*** Supplied records ***

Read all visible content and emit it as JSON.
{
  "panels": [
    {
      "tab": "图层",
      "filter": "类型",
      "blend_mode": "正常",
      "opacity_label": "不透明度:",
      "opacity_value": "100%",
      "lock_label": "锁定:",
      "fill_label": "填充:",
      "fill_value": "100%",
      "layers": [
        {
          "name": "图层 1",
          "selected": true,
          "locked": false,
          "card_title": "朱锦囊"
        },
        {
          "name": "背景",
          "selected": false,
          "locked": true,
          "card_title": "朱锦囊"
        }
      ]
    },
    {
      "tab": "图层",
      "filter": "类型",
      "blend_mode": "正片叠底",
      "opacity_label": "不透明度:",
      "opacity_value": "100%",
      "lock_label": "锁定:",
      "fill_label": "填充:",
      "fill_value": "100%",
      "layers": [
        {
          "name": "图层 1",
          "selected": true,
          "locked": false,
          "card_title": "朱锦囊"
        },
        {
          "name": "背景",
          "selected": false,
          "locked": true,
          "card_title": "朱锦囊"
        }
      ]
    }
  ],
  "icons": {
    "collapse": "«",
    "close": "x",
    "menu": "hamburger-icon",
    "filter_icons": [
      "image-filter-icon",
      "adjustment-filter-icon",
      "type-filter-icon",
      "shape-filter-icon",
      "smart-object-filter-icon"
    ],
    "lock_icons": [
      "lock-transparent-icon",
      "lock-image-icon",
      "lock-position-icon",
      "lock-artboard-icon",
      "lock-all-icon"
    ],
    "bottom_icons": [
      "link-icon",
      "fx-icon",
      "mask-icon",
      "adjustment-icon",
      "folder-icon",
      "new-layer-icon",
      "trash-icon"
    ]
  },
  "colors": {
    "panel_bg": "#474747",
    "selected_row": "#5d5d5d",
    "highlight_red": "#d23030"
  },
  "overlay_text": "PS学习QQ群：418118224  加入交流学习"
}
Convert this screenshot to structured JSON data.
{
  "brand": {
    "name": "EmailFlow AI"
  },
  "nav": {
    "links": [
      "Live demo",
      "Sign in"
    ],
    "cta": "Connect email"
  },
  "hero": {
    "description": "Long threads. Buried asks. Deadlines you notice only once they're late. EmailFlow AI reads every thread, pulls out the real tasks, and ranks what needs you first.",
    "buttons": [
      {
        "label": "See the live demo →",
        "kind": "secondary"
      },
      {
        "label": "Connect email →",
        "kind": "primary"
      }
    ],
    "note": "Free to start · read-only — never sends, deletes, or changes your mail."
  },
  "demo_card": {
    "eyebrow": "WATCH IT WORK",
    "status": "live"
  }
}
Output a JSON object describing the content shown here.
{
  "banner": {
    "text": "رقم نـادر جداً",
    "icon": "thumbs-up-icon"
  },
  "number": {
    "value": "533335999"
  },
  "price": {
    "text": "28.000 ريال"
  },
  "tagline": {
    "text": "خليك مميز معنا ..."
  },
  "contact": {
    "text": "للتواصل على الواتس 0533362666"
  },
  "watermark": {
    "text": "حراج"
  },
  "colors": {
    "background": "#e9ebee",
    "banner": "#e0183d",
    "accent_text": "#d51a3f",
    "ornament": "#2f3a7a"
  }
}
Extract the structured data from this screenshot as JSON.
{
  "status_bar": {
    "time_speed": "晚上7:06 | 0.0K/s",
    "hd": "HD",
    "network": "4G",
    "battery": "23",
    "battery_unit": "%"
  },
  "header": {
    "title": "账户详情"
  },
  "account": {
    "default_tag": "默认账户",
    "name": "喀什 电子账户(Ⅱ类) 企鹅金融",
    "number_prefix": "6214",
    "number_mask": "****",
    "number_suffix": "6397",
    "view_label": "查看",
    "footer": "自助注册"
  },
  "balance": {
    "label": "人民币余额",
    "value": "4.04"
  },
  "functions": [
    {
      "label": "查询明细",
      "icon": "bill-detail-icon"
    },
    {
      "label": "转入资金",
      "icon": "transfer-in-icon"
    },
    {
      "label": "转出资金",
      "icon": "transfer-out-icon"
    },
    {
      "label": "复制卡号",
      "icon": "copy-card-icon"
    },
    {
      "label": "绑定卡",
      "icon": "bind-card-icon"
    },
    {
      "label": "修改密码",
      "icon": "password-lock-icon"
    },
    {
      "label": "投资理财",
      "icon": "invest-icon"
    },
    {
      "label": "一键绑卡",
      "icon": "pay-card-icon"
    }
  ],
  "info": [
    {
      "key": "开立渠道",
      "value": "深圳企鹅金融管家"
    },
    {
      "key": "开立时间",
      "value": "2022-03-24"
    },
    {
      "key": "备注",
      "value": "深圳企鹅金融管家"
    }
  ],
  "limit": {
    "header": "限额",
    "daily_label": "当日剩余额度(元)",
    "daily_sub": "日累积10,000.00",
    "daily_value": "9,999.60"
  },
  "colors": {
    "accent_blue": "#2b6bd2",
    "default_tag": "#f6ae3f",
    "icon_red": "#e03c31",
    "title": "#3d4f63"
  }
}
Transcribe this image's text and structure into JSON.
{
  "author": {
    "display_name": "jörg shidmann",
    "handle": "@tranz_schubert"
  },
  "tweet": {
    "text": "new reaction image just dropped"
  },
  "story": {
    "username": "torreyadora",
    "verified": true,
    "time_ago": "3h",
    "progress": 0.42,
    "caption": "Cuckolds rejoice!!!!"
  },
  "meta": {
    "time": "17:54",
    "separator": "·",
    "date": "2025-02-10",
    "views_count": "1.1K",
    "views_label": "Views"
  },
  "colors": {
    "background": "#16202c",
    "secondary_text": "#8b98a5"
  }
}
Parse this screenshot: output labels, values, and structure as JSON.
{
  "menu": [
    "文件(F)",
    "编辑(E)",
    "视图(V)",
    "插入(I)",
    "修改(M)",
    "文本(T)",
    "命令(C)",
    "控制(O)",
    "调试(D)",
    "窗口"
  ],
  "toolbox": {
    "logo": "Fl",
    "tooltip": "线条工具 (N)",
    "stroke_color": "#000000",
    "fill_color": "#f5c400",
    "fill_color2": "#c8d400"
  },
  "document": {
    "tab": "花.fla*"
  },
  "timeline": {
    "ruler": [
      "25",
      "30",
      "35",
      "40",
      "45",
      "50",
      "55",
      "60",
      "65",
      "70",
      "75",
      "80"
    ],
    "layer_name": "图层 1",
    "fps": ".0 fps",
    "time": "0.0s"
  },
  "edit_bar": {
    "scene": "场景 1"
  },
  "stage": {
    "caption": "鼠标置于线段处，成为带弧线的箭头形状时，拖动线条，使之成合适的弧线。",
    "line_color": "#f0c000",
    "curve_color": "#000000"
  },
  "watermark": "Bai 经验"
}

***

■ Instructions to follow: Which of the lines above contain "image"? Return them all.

■ Expected answer:
      "image-filter-icon",
      "lock-image-icon",
Transcribe this image's text and structure into JSON.
    "text": "new reaction image just dropped"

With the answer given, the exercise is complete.